__Listed entries__.
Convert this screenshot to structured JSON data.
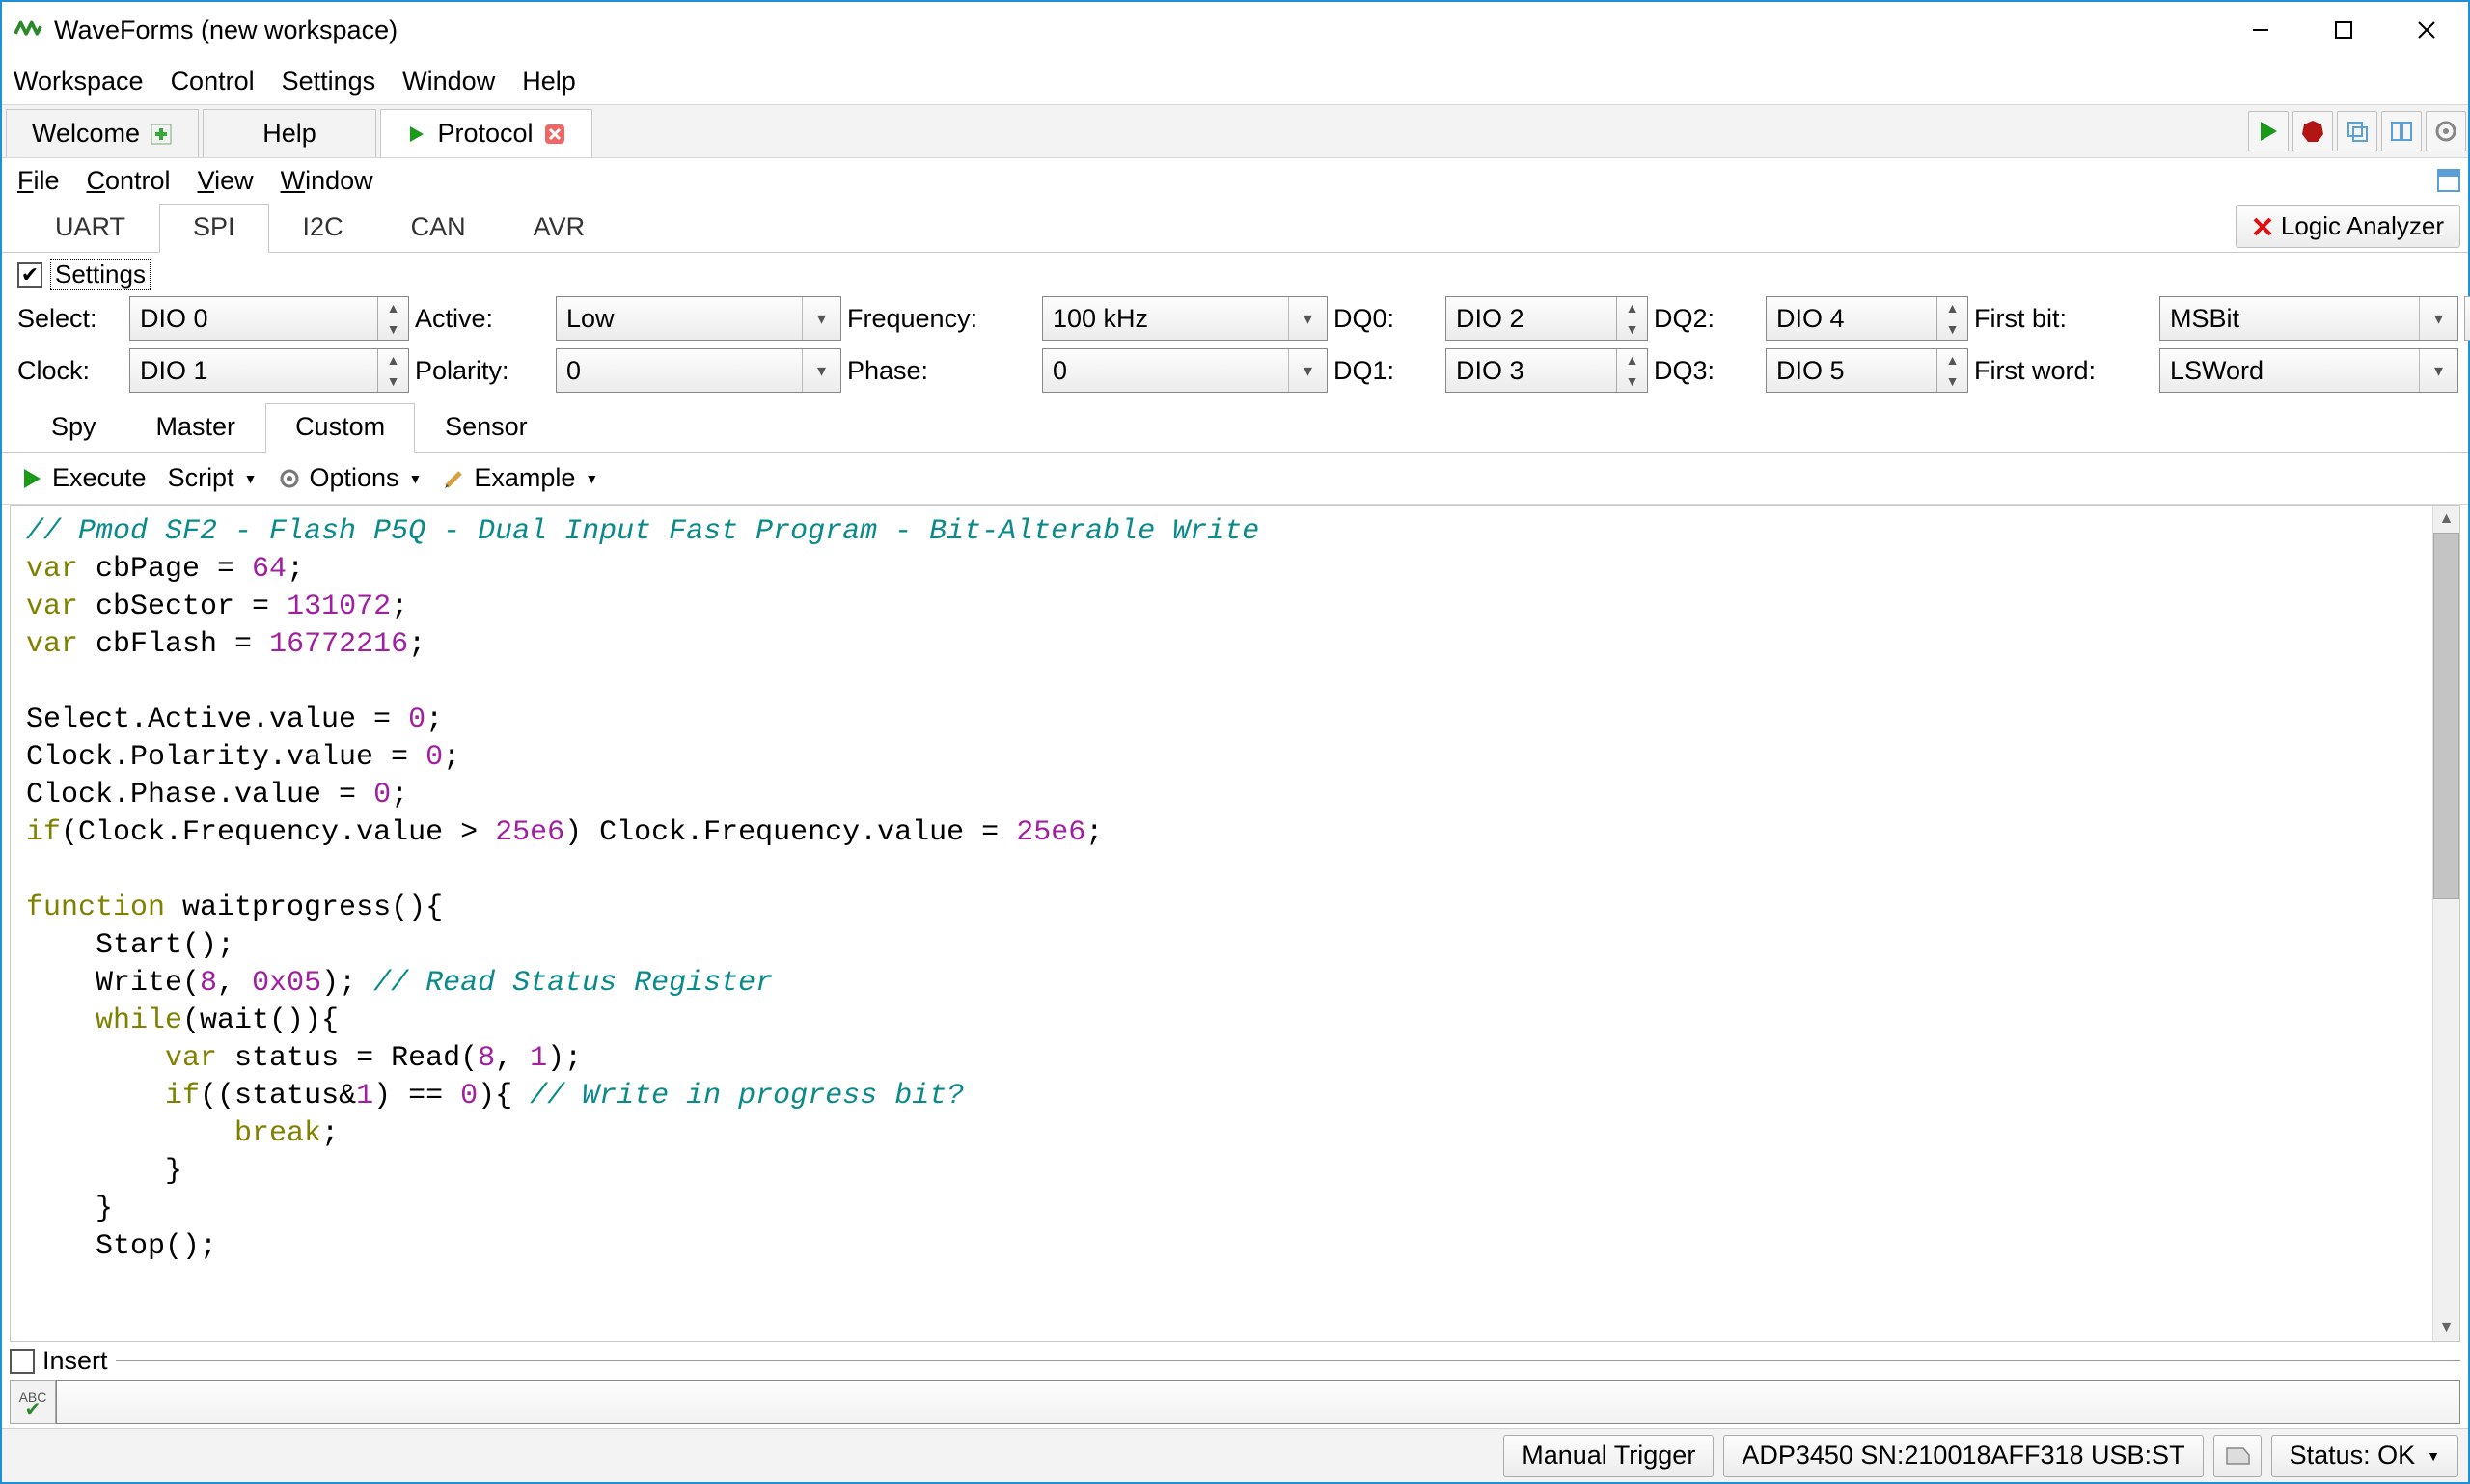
{
  "title": "WaveForms (new workspace)",
  "menubar": [
    "Workspace",
    "Control",
    "Settings",
    "Window",
    "Help"
  ],
  "tabs1": {
    "welcome": "Welcome",
    "help": "Help",
    "protocol": "Protocol"
  },
  "submenu": [
    "File",
    "Control",
    "View",
    "Window"
  ],
  "logicAnalyzerBtn": "Logic Analyzer",
  "protocolTabs": [
    "UART",
    "SPI",
    "I2C",
    "CAN",
    "AVR"
  ],
  "protocolActive": "SPI",
  "settingsLabel": "Settings",
  "params": {
    "selectLabel": "Select:",
    "selectValue": "DIO 0",
    "activeLabel": "Active:",
    "activeValue": "Low",
    "frequencyLabel": "Frequency:",
    "frequencyValue": "100 kHz",
    "dq0Label": "DQ0:",
    "dq0Value": "DIO 2",
    "dq2Label": "DQ2:",
    "dq2Value": "DIO 4",
    "firstbitLabel": "First bit:",
    "firstbitValue": "MSBit",
    "clockLabel": "Clock:",
    "clockValue": "DIO 1",
    "polarityLabel": "Polarity:",
    "polarityValue": "0",
    "phaseLabel": "Phase:",
    "phaseValue": "0",
    "dq1Label": "DQ1:",
    "dq1Value": "DIO 3",
    "dq3Label": "DQ3:",
    "dq3Value": "DIO 5",
    "firstwordLabel": "First word:",
    "firstwordValue": "LSWord"
  },
  "modeTabs": [
    "Spy",
    "Master",
    "Custom",
    "Sensor"
  ],
  "modeActive": "Custom",
  "scriptToolbar": {
    "execute": "Execute",
    "script": "Script",
    "options": "Options",
    "example": "Example"
  },
  "insertLabel": "Insert",
  "status": {
    "manual": "Manual Trigger",
    "device": "ADP3450 SN:210018AFF318 USB:ST",
    "status": "Status: OK"
  },
  "code": {
    "l1": "// Pmod SF2 - Flash P5Q - Dual Input Fast Program - Bit-Alterable Write",
    "l2a": "var",
    "l2b": " cbPage = ",
    "l2c": "64",
    "l2d": ";",
    "l3a": "var",
    "l3b": " cbSector = ",
    "l3c": "131072",
    "l3d": ";",
    "l4a": "var",
    "l4b": " cbFlash = ",
    "l4c": "16772216",
    "l4d": ";",
    "l6": "Select.Active.value = ",
    "l6n": "0",
    "l6e": ";",
    "l7": "Clock.Polarity.value = ",
    "l7n": "0",
    "l7e": ";",
    "l8": "Clock.Phase.value = ",
    "l8n": "0",
    "l8e": ";",
    "l9a": "if",
    "l9b": "(Clock.Frequency.value > ",
    "l9c": "25e6",
    "l9d": ") Clock.Frequency.value = ",
    "l9e": "25e6",
    "l9f": ";",
    "l11a": "function",
    "l11b": " waitprogress(){",
    "l12": "    Start();",
    "l13a": "    Write(",
    "l13b": "8",
    "l13c": ", ",
    "l13d": "0x05",
    "l13e": "); ",
    "l13f": "// Read Status Register",
    "l14a": "    ",
    "l14b": "while",
    "l14c": "(wait()){",
    "l15a": "        ",
    "l15b": "var",
    "l15c": " status = Read(",
    "l15d": "8",
    "l15e": ", ",
    "l15f": "1",
    "l15g": ");",
    "l16a": "        ",
    "l16b": "if",
    "l16c": "((status&",
    "l16d": "1",
    "l16e": ") == ",
    "l16f": "0",
    "l16g": "){ ",
    "l16h": "// Write in progress bit?",
    "l17a": "            ",
    "l17b": "break",
    "l17c": ";",
    "l18": "        }",
    "l19": "    }",
    "l20": "    Stop();"
  }
}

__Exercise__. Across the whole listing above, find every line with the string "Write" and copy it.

__Your solution__.
    "l1": "// Pmod SF2 - Flash P5Q - Dual Input Fast Program - Bit-Alterable Write",
    "l13a": "    Write(",
    "l16h": "// Write in progress bit?",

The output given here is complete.